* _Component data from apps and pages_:
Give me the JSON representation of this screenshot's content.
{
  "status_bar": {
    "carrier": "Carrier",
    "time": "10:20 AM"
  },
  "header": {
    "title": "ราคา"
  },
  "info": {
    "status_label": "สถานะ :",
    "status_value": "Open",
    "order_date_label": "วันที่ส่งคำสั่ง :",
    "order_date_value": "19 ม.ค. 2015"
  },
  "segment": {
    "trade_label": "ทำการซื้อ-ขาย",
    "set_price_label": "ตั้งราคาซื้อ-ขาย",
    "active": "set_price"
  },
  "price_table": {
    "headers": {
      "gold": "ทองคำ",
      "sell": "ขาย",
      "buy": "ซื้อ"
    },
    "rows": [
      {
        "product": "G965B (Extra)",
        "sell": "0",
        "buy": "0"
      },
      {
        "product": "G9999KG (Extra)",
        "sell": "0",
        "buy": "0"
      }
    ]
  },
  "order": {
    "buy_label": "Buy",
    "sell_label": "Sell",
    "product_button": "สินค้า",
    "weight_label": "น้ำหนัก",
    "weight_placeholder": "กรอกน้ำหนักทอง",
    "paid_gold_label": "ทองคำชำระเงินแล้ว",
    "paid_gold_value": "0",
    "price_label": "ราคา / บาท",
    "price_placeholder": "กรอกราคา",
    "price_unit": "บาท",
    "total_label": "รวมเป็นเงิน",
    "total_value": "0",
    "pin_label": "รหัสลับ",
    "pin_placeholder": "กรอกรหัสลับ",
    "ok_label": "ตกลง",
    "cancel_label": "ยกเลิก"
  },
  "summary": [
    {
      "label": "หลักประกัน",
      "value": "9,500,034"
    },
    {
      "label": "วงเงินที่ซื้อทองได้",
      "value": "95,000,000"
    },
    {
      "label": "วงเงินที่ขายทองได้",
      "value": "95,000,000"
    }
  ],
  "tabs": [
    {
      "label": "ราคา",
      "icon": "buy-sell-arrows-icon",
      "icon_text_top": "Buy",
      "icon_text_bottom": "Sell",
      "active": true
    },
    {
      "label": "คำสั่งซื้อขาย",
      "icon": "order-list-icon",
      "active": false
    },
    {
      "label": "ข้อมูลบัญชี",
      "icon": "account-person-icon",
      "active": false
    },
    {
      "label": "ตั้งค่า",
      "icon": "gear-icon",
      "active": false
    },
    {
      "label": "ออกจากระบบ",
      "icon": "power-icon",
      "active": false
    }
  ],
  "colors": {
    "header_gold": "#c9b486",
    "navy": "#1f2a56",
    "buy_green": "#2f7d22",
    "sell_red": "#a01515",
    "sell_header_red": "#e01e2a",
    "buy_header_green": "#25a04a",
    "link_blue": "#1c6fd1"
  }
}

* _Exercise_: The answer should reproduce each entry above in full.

* _Result of this task_:
Give me the JSON representation of this screenshot's content.
{
  "status_bar": {
    "carrier": "Carrier",
    "time": "10:20 AM"
  },
  "header": {
    "title": "ราคา"
  },
  "info": {
    "status_label": "สถานะ :",
    "status_value": "Open",
    "order_date_label": "วันที่ส่งคำสั่ง :",
    "order_date_value": "19 ม.ค. 2015"
  },
  "segment": {
    "trade_label": "ทำการซื้อ-ขาย",
    "set_price_label": "ตั้งราคาซื้อ-ขาย",
    "active": "set_price"
  },
  "price_table": {
    "headers": {
      "gold": "ทองคำ",
      "sell": "ขาย",
      "buy": "ซื้อ"
    },
    "rows": [
      {
        "product": "G965B (Extra)",
        "sell": "0",
        "buy": "0"
      },
      {
        "product": "G9999KG (Extra)",
        "sell": "0",
        "buy": "0"
      }
    ]
  },
  "order": {
    "buy_label": "Buy",
    "sell_label": "Sell",
    "product_button": "สินค้า",
    "weight_label": "น้ำหนัก",
    "weight_placeholder": "กรอกน้ำหนักทอง",
    "paid_gold_label": "ทองคำชำระเงินแล้ว",
    "paid_gold_value": "0",
    "price_label": "ราคา / บาท",
    "price_placeholder": "กรอกราคา",
    "price_unit": "บาท",
    "total_label": "รวมเป็นเงิน",
    "total_value": "0",
    "pin_label": "รหัสลับ",
    "pin_placeholder": "กรอกรหัสลับ",
    "ok_label": "ตกลง",
    "cancel_label": "ยกเลิก"
  },
  "summary": [
    {
      "label": "หลักประกัน",
      "value": "9,500,034"
    },
    {
      "label": "วงเงินที่ซื้อทองได้",
      "value": "95,000,000"
    },
    {
      "label": "วงเงินที่ขายทองได้",
      "value": "95,000,000"
    }
  ],
  "tabs": [
    {
      "label": "ราคา",
      "icon": "buy-sell-arrows-icon",
      "icon_text_top": "Buy",
      "icon_text_bottom": "Sell",
      "active": true
    },
    {
      "label": "คำสั่งซื้อขาย",
      "icon": "order-list-icon",
      "active": false
    },
    {
      "label": "ข้อมูลบัญชี",
      "icon": "account-person-icon",
      "active": false
    },
    {
      "label": "ตั้งค่า",
      "icon": "gear-icon",
      "active": false
    },
    {
      "label": "ออกจากระบบ",
      "icon": "power-icon",
      "active": false
    }
  ],
  "colors": {
    "header_gold": "#c9b486",
    "navy": "#1f2a56",
    "buy_green": "#2f7d22",
    "sell_red": "#a01515",
    "sell_header_red": "#e01e2a",
    "buy_header_green": "#25a04a",
    "link_blue": "#1c6fd1"
  }
}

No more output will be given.